The Connecticut Supreme Court has issued a ruling on the controversial case of the 17-year-old known as “Cassandra C.” who was diagnosed with Hodgkin's lymphoma in September.
The ruling — Cassandra will continue to be forced to undergo chemotherapy as the state did not find her competent enough to honor her request to refuse the treatment.
After her diagnosis, Cassandra and her mother, Jackie Fortin, failed to show up to several oncology appointments and exams. At one point Cassandra ran away after two chemo treatments. The teen was then taken to a local hospital to continue treatment where she is currently being held under the care of child services.
Cassandra C wrote an op-ed for the Hartford Courant Thursday, in it she describes the ordeal from her point-of-view, writing, "I was strapped to a bed by my wrists and ankles and sedated. ... Words cannot describe what my life has become over the last few months. ... Horrifying seems like an understatement. What I have been going through is traumatizing. ... I care about the quality of my life, not just the quantity."
On that note, lets talk a little bit about what kinds of rights Cassandra, as a minor, has over the decisions of her medical treatment. One big issue that was challenged by Cassandra's lawyer before the court was the argument on whether to grant the teen rights under the "mature minor doctrine."
"That's a common law principle that allows courts to consider evidence on whether a minor is mature enough to make health care decisions," NPR reports.
"When you think about what freedom means, a big part of it is being able to say to the government 'you can't tell me what to do with my body,'" defense attorney Michael Taylor told WVIT.
The mature minor doctrine has been followed in other states like Illinois and Maine, but the minor must first demonstrate that they are mature enough to make such decisions.
However, in the case of Cassandra C., she was not granted the power to make her own medical decision. State lawyers pointed to the missed appointments and the week that Cassandra ran away as proof that she is not mature enough to make such a life altering decision.
One argument from John E. Tucker, assistant Connecticut attorney general, was that Cassandra's beliefs are not those of her own, but heavily swayed by her mother. "The child was very quiet, did not engage in conversations during the medical appointments. ... Really, the mother did all of the talking and sort of the fighting with the medical personnel. And so, really, the child stands in the shadow of her mother here. She's not an independent decision maker."

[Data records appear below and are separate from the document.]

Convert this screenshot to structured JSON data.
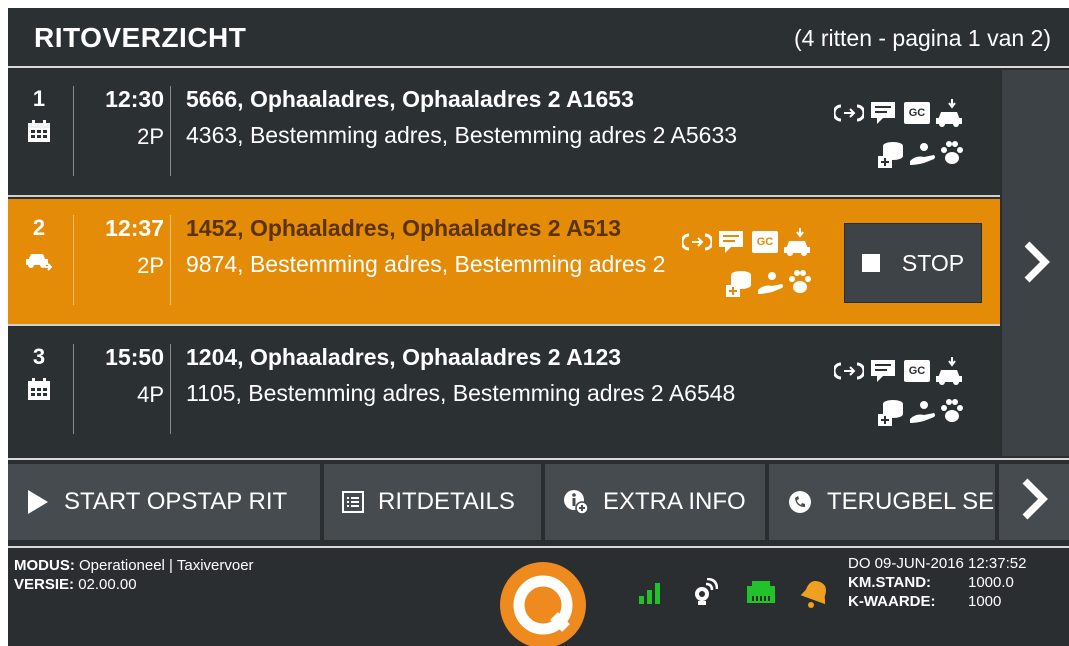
{
  "header": {
    "title": "RITOVERZICHT",
    "info": "(4 ritten - pagina 1 van 2)"
  },
  "rides": [
    {
      "number": "1",
      "status_icon": "calendar-icon",
      "time": "12:30",
      "persons": "2P",
      "pickup": "5666, Ophaaladres, Ophaaladres 2 A1653",
      "destination": "4363, Bestemming adres, Bestemming adres 2 A5633",
      "selected": false
    },
    {
      "number": "2",
      "status_icon": "car-arrow-icon",
      "time": "12:37",
      "persons": "2P",
      "pickup": "1452, Ophaaladres, Ophaaladres 2 A513",
      "destination": "9874, Bestemming adres, Bestemming adres 2",
      "selected": true
    },
    {
      "number": "3",
      "status_icon": "calendar-icon",
      "time": "15:50",
      "persons": "4P",
      "pickup": "1204, Ophaaladres, Ophaaladres 2 A123",
      "destination": "1105, Bestemming adres, Bestemming adres 2 A6548",
      "selected": false
    }
  ],
  "ride_icons": {
    "phone": "call-forward-icon",
    "message": "message-icon",
    "gc": "GC",
    "car": "car-download-icon",
    "money": "money-add-icon",
    "hand": "hand-icon",
    "pet": "paw-icon"
  },
  "stop_button": {
    "label": "STOP"
  },
  "actions": [
    {
      "label": "START OPSTAP RIT",
      "icon": "play-icon"
    },
    {
      "label": "RITDETAILS",
      "icon": "list-icon"
    },
    {
      "label": "EXTRA INFO",
      "icon": "info-add-icon"
    },
    {
      "label": "TERUGBEL SE",
      "icon": "callback-icon"
    }
  ],
  "status": {
    "modus_label": "MODUS:",
    "modus_value": "Operationeel | Taxivervoer",
    "versie_label": "VERSIE:",
    "versie_value": "02.00.00",
    "datetime": "DO 09-JUN-2016 12:37:52",
    "km_label": "KM.STAND:",
    "km_value": "1000.0",
    "k_label": "K-WAARDE:",
    "k_value": "1000"
  },
  "colors": {
    "accent": "#e48c08",
    "background": "#2b3033",
    "signal_green": "#22c32a",
    "bell_orange": "#f0a020"
  }
}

With the chemo doctors say Cassandra has an 80% to 85% chance of beating the cancer. They say without chemo she will certainly die, likely within two years.
Cassandra's case has also sparked a discussion about whether or not Cassandra should have the right to die.
Fox News talked to Peter Johnson Jr. who battled the same disease when he was 18. Although he admits, "I started to go through radiation and chemotherapy. ... It's vile, it's disgusting, it's hard." Johnson also strongly opposes Cassandra be allowed to make her own medical decisions, saying letting the teen die would amount to assisted suicide.
But talking with CBS, Jackie Fortin said it's more of an issue of finding an alternative way to beat the disease, not about giving up.
Fortin claims they were seeking alternative methods of treatment when Cassandra was forced to being chemo. "What other forms does she want in terms of treatment?"
"We haven't even gotten that far. ... It's not even a matter of dying. She's not going to die, she doesn't want to die," Fortin said.
While chemotherapy kills off cancer cells, it can be extremely rough on your body causing long-term effects on the heart, brain, muscles, bones and more.
But regardless, the decision has been made by the highest court in Connecticut that Cassandra C. must complete her six month treatment. She will complete chemo about three months before her eighteenth birthday.
This video includes images from Getty Images.